This leads to a wonderful opportunity for success through the air with new quarterbacks. Kent State will lack a pass rush without sending extra pressure, which they rarely attempt to disguise. Worse, they don’t disguise the coverage behind their pressure:
Above, Kent State employs a man cover 1 Will bullet with a Mike green dog. The nickel aligns on the boundary side to match the slot receiver, allowing the strong safety to line heads up over the tight end (tipping man coverage) and the free safety to sit deep. This is an obvious man blitz; no attempt to disguise. Due to the blitz, there’s no robber (whether a linebacker or safety) underneath to deter crossing routes. This should not be a difficult pre-snap read or throw for any Clemson quarterback; crossing routes against man coverage are about as easy as it gets for downfield passes. If Kent State shows a man blitz like this, I want to see passes successfully thrown into them.
Additionally there are problems in edge defense and eye discipline, particularly against zone read concepts, which Clemson and Kelly Bryant will likely make its staple this season. Regardless of discipline in edge defense, I question the athletic capabilities of those charged with keeping Clemson from consistently attacking the perimeter in a variety of play calls.

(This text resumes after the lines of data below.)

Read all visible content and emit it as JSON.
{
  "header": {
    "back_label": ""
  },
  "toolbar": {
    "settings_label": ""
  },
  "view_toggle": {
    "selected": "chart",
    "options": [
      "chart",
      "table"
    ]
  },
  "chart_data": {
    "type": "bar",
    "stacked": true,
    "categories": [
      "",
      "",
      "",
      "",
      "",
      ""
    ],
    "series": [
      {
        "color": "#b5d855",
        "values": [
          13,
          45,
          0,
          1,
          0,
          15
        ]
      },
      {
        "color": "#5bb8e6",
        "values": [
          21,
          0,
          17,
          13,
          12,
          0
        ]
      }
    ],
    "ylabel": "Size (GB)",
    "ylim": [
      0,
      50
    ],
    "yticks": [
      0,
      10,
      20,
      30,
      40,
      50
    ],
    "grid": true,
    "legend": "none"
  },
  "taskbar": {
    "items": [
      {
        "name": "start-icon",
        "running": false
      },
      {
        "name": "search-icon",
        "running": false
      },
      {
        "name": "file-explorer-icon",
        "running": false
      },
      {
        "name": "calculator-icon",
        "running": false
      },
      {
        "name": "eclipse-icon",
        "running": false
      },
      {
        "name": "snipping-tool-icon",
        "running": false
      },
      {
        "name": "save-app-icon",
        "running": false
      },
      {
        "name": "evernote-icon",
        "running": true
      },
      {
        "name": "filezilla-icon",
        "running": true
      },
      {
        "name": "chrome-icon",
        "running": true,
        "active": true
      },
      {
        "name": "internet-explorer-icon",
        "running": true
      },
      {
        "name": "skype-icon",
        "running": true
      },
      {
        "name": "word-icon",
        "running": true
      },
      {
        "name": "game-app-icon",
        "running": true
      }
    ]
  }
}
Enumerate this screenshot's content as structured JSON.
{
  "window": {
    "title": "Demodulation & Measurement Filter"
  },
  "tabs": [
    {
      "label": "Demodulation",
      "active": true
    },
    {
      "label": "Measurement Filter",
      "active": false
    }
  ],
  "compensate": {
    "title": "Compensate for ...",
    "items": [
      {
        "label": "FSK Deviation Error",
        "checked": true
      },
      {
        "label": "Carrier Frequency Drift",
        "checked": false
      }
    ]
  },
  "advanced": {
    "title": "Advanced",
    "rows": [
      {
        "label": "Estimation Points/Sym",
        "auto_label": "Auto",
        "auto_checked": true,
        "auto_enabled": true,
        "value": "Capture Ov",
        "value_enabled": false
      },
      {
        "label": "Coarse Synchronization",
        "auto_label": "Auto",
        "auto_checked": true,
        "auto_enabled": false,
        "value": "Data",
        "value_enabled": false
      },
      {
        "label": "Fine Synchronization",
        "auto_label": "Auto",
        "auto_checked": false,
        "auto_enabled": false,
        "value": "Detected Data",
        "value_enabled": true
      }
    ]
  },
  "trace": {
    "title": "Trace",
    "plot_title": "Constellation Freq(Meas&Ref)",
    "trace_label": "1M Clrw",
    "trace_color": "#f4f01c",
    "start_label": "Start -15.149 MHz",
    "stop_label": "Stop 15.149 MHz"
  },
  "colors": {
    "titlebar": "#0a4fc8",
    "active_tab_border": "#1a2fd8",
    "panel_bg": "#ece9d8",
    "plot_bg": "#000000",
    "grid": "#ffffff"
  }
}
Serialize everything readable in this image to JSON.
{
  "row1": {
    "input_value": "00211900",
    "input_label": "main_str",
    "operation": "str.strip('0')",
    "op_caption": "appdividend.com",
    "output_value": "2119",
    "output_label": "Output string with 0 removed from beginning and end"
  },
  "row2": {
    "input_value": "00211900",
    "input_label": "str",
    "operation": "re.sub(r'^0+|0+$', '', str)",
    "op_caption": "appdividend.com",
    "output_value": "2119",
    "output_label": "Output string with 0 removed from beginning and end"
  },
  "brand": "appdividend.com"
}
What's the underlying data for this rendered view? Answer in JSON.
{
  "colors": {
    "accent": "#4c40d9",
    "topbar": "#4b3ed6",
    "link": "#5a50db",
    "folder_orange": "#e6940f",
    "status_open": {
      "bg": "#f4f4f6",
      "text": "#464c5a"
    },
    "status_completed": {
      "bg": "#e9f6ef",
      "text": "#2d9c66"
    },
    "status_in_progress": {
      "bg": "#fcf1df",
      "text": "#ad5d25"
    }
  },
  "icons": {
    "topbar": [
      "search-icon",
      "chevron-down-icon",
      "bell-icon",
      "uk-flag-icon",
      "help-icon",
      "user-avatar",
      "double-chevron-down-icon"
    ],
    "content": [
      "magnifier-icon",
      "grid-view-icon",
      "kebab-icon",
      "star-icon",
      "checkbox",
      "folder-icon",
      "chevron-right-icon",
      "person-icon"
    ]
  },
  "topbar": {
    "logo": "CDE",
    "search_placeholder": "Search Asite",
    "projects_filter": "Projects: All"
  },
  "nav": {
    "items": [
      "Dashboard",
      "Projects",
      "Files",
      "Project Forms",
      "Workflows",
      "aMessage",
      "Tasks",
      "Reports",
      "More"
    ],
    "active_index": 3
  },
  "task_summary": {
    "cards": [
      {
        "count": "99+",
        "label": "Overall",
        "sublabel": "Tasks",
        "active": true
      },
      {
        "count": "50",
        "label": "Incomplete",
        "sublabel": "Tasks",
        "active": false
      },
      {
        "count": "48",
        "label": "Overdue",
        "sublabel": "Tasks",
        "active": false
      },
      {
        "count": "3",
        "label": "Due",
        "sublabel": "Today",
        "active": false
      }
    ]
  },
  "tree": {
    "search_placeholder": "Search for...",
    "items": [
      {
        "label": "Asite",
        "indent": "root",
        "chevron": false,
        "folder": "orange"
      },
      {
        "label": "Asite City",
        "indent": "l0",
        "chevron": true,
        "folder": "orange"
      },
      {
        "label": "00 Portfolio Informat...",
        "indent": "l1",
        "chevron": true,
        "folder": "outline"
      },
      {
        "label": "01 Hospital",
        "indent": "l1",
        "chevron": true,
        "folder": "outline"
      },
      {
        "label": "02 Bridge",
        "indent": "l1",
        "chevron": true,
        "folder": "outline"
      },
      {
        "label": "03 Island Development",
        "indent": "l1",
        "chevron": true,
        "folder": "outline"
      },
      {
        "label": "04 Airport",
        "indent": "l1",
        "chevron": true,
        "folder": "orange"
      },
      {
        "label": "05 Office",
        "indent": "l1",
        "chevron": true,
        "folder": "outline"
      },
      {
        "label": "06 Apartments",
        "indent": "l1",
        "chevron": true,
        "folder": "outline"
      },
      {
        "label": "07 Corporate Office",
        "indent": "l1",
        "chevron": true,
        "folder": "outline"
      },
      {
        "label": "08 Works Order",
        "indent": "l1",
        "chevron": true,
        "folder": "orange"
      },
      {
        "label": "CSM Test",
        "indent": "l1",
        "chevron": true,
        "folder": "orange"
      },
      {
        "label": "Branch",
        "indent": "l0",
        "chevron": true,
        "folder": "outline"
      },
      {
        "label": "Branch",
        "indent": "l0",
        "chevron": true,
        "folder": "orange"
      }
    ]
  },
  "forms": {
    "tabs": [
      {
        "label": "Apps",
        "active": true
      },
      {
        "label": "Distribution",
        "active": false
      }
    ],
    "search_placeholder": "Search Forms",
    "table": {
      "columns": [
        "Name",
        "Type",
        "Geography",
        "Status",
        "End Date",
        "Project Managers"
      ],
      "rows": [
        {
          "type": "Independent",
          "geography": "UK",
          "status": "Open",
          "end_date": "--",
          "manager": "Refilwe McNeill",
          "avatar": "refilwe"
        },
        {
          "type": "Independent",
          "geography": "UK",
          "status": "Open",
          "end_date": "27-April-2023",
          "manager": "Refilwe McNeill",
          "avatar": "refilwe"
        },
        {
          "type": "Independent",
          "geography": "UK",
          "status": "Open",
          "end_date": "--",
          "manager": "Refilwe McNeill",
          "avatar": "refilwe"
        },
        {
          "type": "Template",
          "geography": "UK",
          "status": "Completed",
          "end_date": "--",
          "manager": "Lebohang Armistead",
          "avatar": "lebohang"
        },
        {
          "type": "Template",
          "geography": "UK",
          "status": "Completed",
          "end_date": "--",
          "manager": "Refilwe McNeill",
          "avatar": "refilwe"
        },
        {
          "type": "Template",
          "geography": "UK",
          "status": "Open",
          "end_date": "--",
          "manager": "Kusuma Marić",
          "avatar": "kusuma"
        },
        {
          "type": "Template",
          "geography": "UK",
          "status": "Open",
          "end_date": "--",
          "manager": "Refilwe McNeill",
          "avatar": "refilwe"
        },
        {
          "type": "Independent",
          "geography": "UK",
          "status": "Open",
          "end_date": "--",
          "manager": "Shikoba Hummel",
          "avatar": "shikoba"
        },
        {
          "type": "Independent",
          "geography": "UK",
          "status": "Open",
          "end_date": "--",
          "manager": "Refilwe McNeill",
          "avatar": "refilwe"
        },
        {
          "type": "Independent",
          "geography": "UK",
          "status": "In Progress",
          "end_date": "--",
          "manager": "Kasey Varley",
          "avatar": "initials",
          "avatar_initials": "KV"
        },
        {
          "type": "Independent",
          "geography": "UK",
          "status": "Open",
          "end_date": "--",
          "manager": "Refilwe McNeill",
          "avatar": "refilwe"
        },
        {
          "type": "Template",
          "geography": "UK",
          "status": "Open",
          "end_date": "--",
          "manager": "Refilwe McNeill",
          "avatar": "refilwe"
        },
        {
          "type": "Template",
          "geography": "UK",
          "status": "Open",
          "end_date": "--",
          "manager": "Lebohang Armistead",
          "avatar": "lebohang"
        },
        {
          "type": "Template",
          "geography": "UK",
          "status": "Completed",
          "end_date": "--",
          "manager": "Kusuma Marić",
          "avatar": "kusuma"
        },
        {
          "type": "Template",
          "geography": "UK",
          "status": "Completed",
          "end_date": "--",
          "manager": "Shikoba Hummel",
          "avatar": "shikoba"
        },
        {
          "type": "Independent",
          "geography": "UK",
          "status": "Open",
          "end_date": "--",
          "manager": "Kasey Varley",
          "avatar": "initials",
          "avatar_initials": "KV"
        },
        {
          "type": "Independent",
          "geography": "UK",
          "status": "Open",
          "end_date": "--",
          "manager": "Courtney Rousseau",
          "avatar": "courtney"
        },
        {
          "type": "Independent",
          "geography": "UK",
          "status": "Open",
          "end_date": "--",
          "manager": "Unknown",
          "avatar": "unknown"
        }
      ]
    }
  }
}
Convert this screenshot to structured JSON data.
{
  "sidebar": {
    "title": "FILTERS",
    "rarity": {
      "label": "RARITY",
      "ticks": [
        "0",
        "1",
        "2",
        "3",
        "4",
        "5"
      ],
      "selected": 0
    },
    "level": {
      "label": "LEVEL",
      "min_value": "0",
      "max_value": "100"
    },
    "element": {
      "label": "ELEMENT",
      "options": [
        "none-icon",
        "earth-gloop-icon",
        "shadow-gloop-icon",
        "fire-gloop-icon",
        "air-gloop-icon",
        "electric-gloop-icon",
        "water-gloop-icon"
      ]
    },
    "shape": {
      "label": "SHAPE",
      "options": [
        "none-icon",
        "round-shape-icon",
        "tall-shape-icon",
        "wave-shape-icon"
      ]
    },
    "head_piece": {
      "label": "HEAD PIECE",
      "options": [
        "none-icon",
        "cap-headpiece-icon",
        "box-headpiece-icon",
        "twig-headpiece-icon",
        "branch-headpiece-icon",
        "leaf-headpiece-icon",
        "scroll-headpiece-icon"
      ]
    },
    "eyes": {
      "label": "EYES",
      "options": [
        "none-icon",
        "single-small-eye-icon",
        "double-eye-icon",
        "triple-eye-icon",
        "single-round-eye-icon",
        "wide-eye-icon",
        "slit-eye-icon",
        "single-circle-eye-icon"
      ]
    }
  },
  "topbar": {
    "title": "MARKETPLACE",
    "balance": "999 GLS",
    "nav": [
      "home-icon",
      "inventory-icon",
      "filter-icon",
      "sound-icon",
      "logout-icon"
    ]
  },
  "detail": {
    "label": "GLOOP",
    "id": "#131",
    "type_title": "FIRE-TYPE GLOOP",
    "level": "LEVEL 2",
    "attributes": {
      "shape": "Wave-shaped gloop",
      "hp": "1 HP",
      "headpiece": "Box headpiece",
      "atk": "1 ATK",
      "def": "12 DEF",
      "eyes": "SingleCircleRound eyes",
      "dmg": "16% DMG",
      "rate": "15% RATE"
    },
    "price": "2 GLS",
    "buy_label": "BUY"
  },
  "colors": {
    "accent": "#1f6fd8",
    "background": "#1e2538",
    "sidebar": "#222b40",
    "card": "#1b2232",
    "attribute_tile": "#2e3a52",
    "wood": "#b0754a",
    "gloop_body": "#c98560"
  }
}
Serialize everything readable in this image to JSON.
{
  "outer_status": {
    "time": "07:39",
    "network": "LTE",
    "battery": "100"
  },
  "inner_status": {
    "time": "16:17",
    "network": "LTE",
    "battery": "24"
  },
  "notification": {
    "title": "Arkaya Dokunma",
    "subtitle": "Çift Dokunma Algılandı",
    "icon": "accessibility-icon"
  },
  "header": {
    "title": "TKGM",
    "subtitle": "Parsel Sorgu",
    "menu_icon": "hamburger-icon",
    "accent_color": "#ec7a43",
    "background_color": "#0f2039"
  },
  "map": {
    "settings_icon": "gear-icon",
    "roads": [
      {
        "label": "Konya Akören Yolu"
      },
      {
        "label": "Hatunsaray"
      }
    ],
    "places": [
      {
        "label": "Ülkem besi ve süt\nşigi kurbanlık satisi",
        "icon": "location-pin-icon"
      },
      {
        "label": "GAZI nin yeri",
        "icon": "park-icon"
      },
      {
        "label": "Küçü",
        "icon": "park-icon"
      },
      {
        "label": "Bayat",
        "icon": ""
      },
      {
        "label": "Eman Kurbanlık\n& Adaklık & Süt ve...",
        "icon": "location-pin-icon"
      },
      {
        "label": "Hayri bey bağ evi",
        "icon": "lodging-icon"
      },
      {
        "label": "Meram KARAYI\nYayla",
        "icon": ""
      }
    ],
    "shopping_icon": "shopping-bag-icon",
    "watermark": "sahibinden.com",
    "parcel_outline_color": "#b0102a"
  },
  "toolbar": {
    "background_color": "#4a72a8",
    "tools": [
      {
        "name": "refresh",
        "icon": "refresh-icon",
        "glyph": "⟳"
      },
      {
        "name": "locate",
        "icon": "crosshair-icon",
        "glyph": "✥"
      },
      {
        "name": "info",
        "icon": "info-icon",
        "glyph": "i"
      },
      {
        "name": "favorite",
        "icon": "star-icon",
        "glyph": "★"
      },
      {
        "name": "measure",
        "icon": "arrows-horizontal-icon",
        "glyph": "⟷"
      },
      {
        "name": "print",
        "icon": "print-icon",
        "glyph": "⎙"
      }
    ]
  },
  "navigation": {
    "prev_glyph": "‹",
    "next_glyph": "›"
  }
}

Their strategy against Alabama in 2016 was overwhelmingly simple, hoping to minimize the damage done on the ground and see what an unproven Jalen Hurts could do through the air against cover 3 and man cover 1. It’s the same approach Clemson will likely face on Saturday, with Clemson possessing a similar build on offense to Alabama in 2016: dangerous receivers, but an unproven QB; ultimately more threatening in the short passing and ground game.
With proven corners on the outside, Kent State should try the same cover 3 and man cover 1 approach, even without its departed star free safety Nate Holley, who held down center field in coverage and admirably corralled runs which frequently made it through the front 7. Kent State will hope for Clemson growing pains through the air, living with single coverage outside and generally letting strong safety McRae play robber underneath to help defend Clemson’s diverse run, screen, and sweep plays.
I don’t expect Kent State to offer much resistance to a Clemson offense which will look to establish its formula for success in 2017: ride its experienced offensive line and receiver group to build confidence for the young quarterbacks and running backs. Ultimately, Kent State is expected to field the 91st ranked defense in the country. A flexible scheme isn’t enough to overcome a talent deficit with such bland tactics, no matter the opposition’s quarterback rotation.
Saturday is an opportunity to spread the reps and celebrate the champs. Given Clemson will be experimental on offense in terms of personnel, don’t look for the Tigers to coast to the end when the outcome is in hand; 40+ points should be on the board by the end.